● Assignment
Copy out each entry precisely; no image belongs in the result.

..............................

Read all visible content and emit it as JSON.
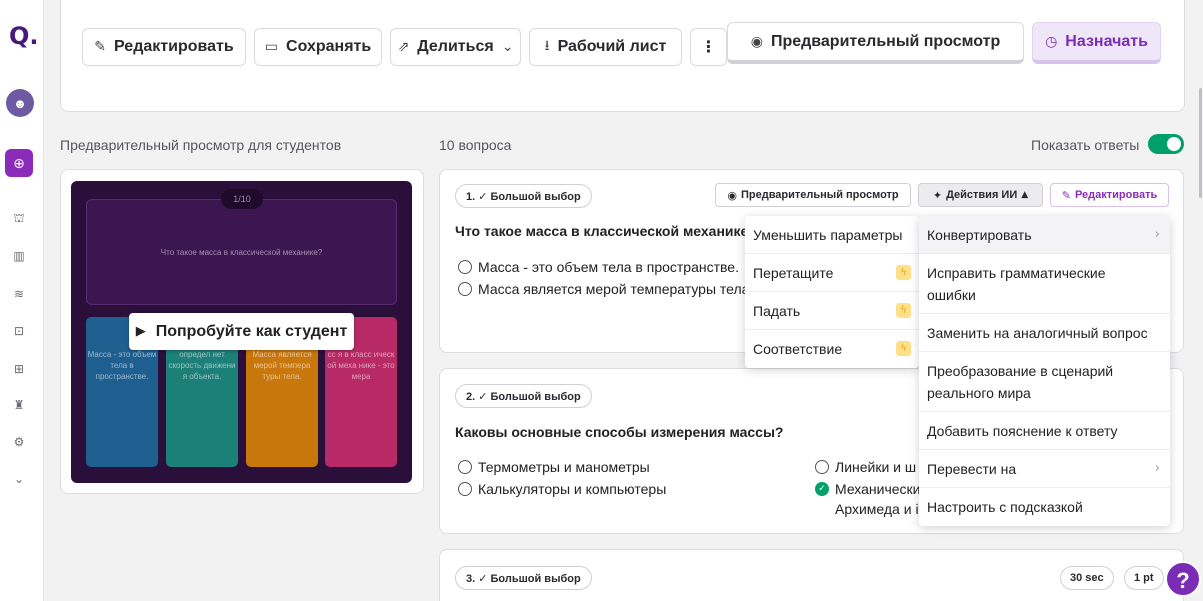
{
  "rail": {
    "logo": "Q.",
    "icons": [
      "create-icon",
      "library-icon",
      "reports-icon",
      "classes-icon",
      "media-icon",
      "school-icon",
      "settings-icon",
      "expand-icon"
    ]
  },
  "toolbar": {
    "edit": "Редактировать",
    "save": "Сохранять",
    "share": "Делиться",
    "worksheet": "Рабочий лист",
    "more": "⋮",
    "preview": "Предварительный просмотр",
    "assign": "Назначать"
  },
  "student_preview": {
    "title": "Предварительный просмотр для студентов",
    "counter": "1/10",
    "question": "Что такое масса в классической механике?",
    "options": [
      "Масса - это объем тела в пространстве.",
      "определ нет скорость движени я объекта.",
      "Масса является мерой темпера туры тела.",
      "сс я в класс ическ ой меха нике - это мера"
    ],
    "try_button": "Попробуйте как студент"
  },
  "questions_header": {
    "count": "10 вопроса",
    "show_answers": "Показать ответы"
  },
  "q1": {
    "type": "1. ✓ Большой выбор",
    "preview_btn": "Предварительный просмотр",
    "ai_btn": "Действия ИИ",
    "edit_btn": "Редактировать",
    "text": "Что такое масса в классической механике?",
    "answers": [
      "Масса - это объем тела в пространстве.",
      "Масса является мерой температуры тела."
    ]
  },
  "q2": {
    "type": "2. ✓ Большой выбор",
    "text": "Каковы основные способы измерения массы?",
    "answers": [
      "Термометры и манометры",
      "Калькуляторы и компьютеры",
      "Линейки и ш",
      "Механически",
      "Архимеда и і"
    ]
  },
  "q3": {
    "type": "3. ✓ Большой выбор",
    "time": "30 sec",
    "points": "1 pt"
  },
  "submenu": {
    "items": [
      "Уменьшить параметры",
      "Перетащите",
      "Падать",
      "Соответствие"
    ]
  },
  "ai_menu": {
    "items": [
      "Конвертировать",
      "Исправить грамматические ошибки",
      "Заменить на аналогичный вопрос",
      "Преобразование в сценарий реального мира",
      "Добавить пояснение к ответу",
      "Перевести на",
      "Настроить с подсказкой"
    ]
  },
  "help": "?"
}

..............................

● Answer to this task
Read all visible content and emit it as JSON.
{
  "rail": {
    "logo": "Q.",
    "icons": [
      "create-icon",
      "library-icon",
      "reports-icon",
      "classes-icon",
      "media-icon",
      "school-icon",
      "settings-icon",
      "expand-icon"
    ]
  },
  "toolbar": {
    "edit": "Редактировать",
    "save": "Сохранять",
    "share": "Делиться",
    "worksheet": "Рабочий лист",
    "more": "⋮",
    "preview": "Предварительный просмотр",
    "assign": "Назначать"
  },
  "student_preview": {
    "title": "Предварительный просмотр для студентов",
    "counter": "1/10",
    "question": "Что такое масса в классической механике?",
    "options": [
      "Масса - это объем тела в пространстве.",
      "определ нет скорость движени я объекта.",
      "Масса является мерой темпера туры тела.",
      "сс я в класс ическ ой меха нике - это мера"
    ],
    "try_button": "Попробуйте как студент"
  },
  "questions_header": {
    "count": "10 вопроса",
    "show_answers": "Показать ответы"
  },
  "q1": {
    "type": "1. ✓ Большой выбор",
    "preview_btn": "Предварительный просмотр",
    "ai_btn": "Действия ИИ",
    "edit_btn": "Редактировать",
    "text": "Что такое масса в классической механике?",
    "answers": [
      "Масса - это объем тела в пространстве.",
      "Масса является мерой температуры тела."
    ]
  },
  "q2": {
    "type": "2. ✓ Большой выбор",
    "text": "Каковы основные способы измерения массы?",
    "answers": [
      "Термометры и манометры",
      "Калькуляторы и компьютеры",
      "Линейки и ш",
      "Механически",
      "Архимеда и і"
    ]
  },
  "q3": {
    "type": "3. ✓ Большой выбор",
    "time": "30 sec",
    "points": "1 pt"
  },
  "submenu": {
    "items": [
      "Уменьшить параметры",
      "Перетащите",
      "Падать",
      "Соответствие"
    ]
  },
  "ai_menu": {
    "items": [
      "Конвертировать",
      "Исправить грамматические ошибки",
      "Заменить на аналогичный вопрос",
      "Преобразование в сценарий реального мира",
      "Добавить пояснение к ответу",
      "Перевести на",
      "Настроить с подсказкой"
    ]
  },
  "help": "?"
}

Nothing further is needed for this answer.